(Beginning of Dataset records)

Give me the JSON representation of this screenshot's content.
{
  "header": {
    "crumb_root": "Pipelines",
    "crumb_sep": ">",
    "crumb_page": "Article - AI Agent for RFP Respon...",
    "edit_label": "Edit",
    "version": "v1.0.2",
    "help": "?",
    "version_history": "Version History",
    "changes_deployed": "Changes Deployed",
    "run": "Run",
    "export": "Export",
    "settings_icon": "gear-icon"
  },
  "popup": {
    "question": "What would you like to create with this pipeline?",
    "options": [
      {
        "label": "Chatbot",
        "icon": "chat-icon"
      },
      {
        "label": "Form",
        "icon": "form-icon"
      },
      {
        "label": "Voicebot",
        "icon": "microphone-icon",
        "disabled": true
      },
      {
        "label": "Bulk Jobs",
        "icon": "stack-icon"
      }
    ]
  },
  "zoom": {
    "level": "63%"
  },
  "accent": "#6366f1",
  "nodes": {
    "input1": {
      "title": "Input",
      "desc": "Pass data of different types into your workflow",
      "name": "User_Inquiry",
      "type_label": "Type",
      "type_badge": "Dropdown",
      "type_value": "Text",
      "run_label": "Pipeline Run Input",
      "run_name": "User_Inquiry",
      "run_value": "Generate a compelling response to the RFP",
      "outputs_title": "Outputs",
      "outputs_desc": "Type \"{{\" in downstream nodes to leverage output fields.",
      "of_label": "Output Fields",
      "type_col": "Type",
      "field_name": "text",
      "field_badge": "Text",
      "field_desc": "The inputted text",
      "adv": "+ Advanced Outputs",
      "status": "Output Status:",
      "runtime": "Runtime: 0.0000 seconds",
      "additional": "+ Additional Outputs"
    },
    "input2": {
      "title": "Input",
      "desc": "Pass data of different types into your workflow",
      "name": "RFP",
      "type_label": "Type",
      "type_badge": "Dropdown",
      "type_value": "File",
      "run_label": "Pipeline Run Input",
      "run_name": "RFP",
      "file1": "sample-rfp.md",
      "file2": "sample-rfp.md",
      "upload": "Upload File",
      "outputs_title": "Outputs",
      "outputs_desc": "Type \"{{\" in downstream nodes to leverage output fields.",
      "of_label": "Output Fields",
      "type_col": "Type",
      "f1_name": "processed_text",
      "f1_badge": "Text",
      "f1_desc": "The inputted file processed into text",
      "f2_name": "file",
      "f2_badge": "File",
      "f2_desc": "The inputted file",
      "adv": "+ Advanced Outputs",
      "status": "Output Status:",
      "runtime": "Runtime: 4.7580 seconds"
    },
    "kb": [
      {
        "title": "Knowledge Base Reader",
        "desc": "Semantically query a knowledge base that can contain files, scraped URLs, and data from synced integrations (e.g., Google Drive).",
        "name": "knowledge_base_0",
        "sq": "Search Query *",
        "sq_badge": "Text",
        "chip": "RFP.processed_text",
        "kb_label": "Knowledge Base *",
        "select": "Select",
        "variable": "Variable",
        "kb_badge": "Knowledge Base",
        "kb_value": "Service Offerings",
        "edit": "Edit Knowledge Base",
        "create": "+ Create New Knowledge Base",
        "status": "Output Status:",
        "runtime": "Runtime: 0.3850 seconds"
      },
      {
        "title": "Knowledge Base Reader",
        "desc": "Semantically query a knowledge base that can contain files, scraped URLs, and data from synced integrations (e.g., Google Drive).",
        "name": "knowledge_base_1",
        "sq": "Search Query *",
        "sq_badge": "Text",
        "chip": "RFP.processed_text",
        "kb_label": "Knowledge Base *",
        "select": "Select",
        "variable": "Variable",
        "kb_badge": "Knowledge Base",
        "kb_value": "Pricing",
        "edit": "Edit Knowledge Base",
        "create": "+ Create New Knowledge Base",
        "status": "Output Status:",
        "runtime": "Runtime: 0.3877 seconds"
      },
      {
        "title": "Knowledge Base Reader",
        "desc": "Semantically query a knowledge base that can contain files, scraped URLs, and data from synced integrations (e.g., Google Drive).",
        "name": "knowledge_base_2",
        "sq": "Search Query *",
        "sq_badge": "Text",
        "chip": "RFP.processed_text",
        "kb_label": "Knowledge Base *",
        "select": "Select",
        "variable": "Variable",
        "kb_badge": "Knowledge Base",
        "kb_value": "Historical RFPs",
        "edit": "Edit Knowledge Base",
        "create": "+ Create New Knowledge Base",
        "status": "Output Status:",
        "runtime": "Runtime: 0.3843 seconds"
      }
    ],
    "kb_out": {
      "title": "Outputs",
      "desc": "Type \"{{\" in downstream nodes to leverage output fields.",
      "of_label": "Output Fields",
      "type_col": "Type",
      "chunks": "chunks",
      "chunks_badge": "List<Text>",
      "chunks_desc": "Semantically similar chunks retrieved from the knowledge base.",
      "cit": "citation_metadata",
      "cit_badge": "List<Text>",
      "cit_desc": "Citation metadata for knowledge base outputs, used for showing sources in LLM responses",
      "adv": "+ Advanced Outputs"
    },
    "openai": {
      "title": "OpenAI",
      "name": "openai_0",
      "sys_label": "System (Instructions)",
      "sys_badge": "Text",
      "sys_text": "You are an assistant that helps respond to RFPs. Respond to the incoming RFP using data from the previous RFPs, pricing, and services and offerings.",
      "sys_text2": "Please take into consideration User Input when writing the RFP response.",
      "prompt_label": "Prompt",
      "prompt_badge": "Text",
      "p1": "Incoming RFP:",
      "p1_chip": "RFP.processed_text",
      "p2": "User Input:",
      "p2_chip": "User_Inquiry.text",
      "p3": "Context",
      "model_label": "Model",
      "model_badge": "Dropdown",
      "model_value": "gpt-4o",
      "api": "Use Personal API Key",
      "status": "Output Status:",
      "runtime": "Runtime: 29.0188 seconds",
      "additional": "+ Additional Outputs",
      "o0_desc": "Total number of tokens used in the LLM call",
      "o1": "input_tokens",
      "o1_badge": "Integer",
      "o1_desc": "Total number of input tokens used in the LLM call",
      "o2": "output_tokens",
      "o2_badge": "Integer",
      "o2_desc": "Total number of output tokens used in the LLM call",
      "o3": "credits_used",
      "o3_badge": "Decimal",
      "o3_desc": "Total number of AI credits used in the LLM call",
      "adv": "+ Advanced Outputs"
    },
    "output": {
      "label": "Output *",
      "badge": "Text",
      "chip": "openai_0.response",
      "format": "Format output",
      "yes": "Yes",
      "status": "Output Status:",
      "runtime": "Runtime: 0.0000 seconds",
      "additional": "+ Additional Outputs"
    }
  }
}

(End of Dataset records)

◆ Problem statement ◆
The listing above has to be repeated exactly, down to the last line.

◆ Output for this exercise ◆
Give me the JSON representation of this screenshot's content.
{
  "header": {
    "crumb_root": "Pipelines",
    "crumb_sep": ">",
    "crumb_page": "Article - AI Agent for RFP Respon...",
    "edit_label": "Edit",
    "version": "v1.0.2",
    "help": "?",
    "version_history": "Version History",
    "changes_deployed": "Changes Deployed",
    "run": "Run",
    "export": "Export",
    "settings_icon": "gear-icon"
  },
  "popup": {
    "question": "What would you like to create with this pipeline?",
    "options": [
      {
        "label": "Chatbot",
        "icon": "chat-icon"
      },
      {
        "label": "Form",
        "icon": "form-icon"
      },
      {
        "label": "Voicebot",
        "icon": "microphone-icon",
        "disabled": true
      },
      {
        "label": "Bulk Jobs",
        "icon": "stack-icon"
      }
    ]
  },
  "zoom": {
    "level": "63%"
  },
  "accent": "#6366f1",
  "nodes": {
    "input1": {
      "title": "Input",
      "desc": "Pass data of different types into your workflow",
      "name": "User_Inquiry",
      "type_label": "Type",
      "type_badge": "Dropdown",
      "type_value": "Text",
      "run_label": "Pipeline Run Input",
      "run_name": "User_Inquiry",
      "run_value": "Generate a compelling response to the RFP",
      "outputs_title": "Outputs",
      "outputs_desc": "Type \"{{\" in downstream nodes to leverage output fields.",
      "of_label": "Output Fields",
      "type_col": "Type",
      "field_name": "text",
      "field_badge": "Text",
      "field_desc": "The inputted text",
      "adv": "+ Advanced Outputs",
      "status": "Output Status:",
      "runtime": "Runtime: 0.0000 seconds",
      "additional": "+ Additional Outputs"
    },
    "input2": {
      "title": "Input",
      "desc": "Pass data of different types into your workflow",
      "name": "RFP",
      "type_label": "Type",
      "type_badge": "Dropdown",
      "type_value": "File",
      "run_label": "Pipeline Run Input",
      "run_name": "RFP",
      "file1": "sample-rfp.md",
      "file2": "sample-rfp.md",
      "upload": "Upload File",
      "outputs_title": "Outputs",
      "outputs_desc": "Type \"{{\" in downstream nodes to leverage output fields.",
      "of_label": "Output Fields",
      "type_col": "Type",
      "f1_name": "processed_text",
      "f1_badge": "Text",
      "f1_desc": "The inputted file processed into text",
      "f2_name": "file",
      "f2_badge": "File",
      "f2_desc": "The inputted file",
      "adv": "+ Advanced Outputs",
      "status": "Output Status:",
      "runtime": "Runtime: 4.7580 seconds"
    },
    "kb": [
      {
        "title": "Knowledge Base Reader",
        "desc": "Semantically query a knowledge base that can contain files, scraped URLs, and data from synced integrations (e.g., Google Drive).",
        "name": "knowledge_base_0",
        "sq": "Search Query *",
        "sq_badge": "Text",
        "chip": "RFP.processed_text",
        "kb_label": "Knowledge Base *",
        "select": "Select",
        "variable": "Variable",
        "kb_badge": "Knowledge Base",
        "kb_value": "Service Offerings",
        "edit": "Edit Knowledge Base",
        "create": "+ Create New Knowledge Base",
        "status": "Output Status:",
        "runtime": "Runtime: 0.3850 seconds"
      },
      {
        "title": "Knowledge Base Reader",
        "desc": "Semantically query a knowledge base that can contain files, scraped URLs, and data from synced integrations (e.g., Google Drive).",
        "name": "knowledge_base_1",
        "sq": "Search Query *",
        "sq_badge": "Text",
        "chip": "RFP.processed_text",
        "kb_label": "Knowledge Base *",
        "select": "Select",
        "variable": "Variable",
        "kb_badge": "Knowledge Base",
        "kb_value": "Pricing",
        "edit": "Edit Knowledge Base",
        "create": "+ Create New Knowledge Base",
        "status": "Output Status:",
        "runtime": "Runtime: 0.3877 seconds"
      },
      {
        "title": "Knowledge Base Reader",
        "desc": "Semantically query a knowledge base that can contain files, scraped URLs, and data from synced integrations (e.g., Google Drive).",
        "name": "knowledge_base_2",
        "sq": "Search Query *",
        "sq_badge": "Text",
        "chip": "RFP.processed_text",
        "kb_label": "Knowledge Base *",
        "select": "Select",
        "variable": "Variable",
        "kb_badge": "Knowledge Base",
        "kb_value": "Historical RFPs",
        "edit": "Edit Knowledge Base",
        "create": "+ Create New Knowledge Base",
        "status": "Output Status:",
        "runtime": "Runtime: 0.3843 seconds"
      }
    ],
    "kb_out": {
      "title": "Outputs",
      "desc": "Type \"{{\" in downstream nodes to leverage output fields.",
      "of_label": "Output Fields",
      "type_col": "Type",
      "chunks": "chunks",
      "chunks_badge": "List<Text>",
      "chunks_desc": "Semantically similar chunks retrieved from the knowledge base.",
      "cit": "citation_metadata",
      "cit_badge": "List<Text>",
      "cit_desc": "Citation metadata for knowledge base outputs, used for showing sources in LLM responses",
      "adv": "+ Advanced Outputs"
    },
    "openai": {
      "title": "OpenAI",
      "name": "openai_0",
      "sys_label": "System (Instructions)",
      "sys_badge": "Text",
      "sys_text": "You are an assistant that helps respond to RFPs. Respond to the incoming RFP using data from the previous RFPs, pricing, and services and offerings.",
      "sys_text2": "Please take into consideration User Input when writing the RFP response.",
      "prompt_label": "Prompt",
      "prompt_badge": "Text",
      "p1": "Incoming RFP:",
      "p1_chip": "RFP.processed_text",
      "p2": "User Input:",
      "p2_chip": "User_Inquiry.text",
      "p3": "Context",
      "model_label": "Model",
      "model_badge": "Dropdown",
      "model_value": "gpt-4o",
      "api": "Use Personal API Key",
      "status": "Output Status:",
      "runtime": "Runtime: 29.0188 seconds",
      "additional": "+ Additional Outputs",
      "o0_desc": "Total number of tokens used in the LLM call",
      "o1": "input_tokens",
      "o1_badge": "Integer",
      "o1_desc": "Total number of input tokens used in the LLM call",
      "o2": "output_tokens",
      "o2_badge": "Integer",
      "o2_desc": "Total number of output tokens used in the LLM call",
      "o3": "credits_used",
      "o3_badge": "Decimal",
      "o3_desc": "Total number of AI credits used in the LLM call",
      "adv": "+ Advanced Outputs"
    },
    "output": {
      "label": "Output *",
      "badge": "Text",
      "chip": "openai_0.response",
      "format": "Format output",
      "yes": "Yes",
      "status": "Output Status:",
      "runtime": "Runtime: 0.0000 seconds",
      "additional": "+ Additional Outputs"
    }
  }
}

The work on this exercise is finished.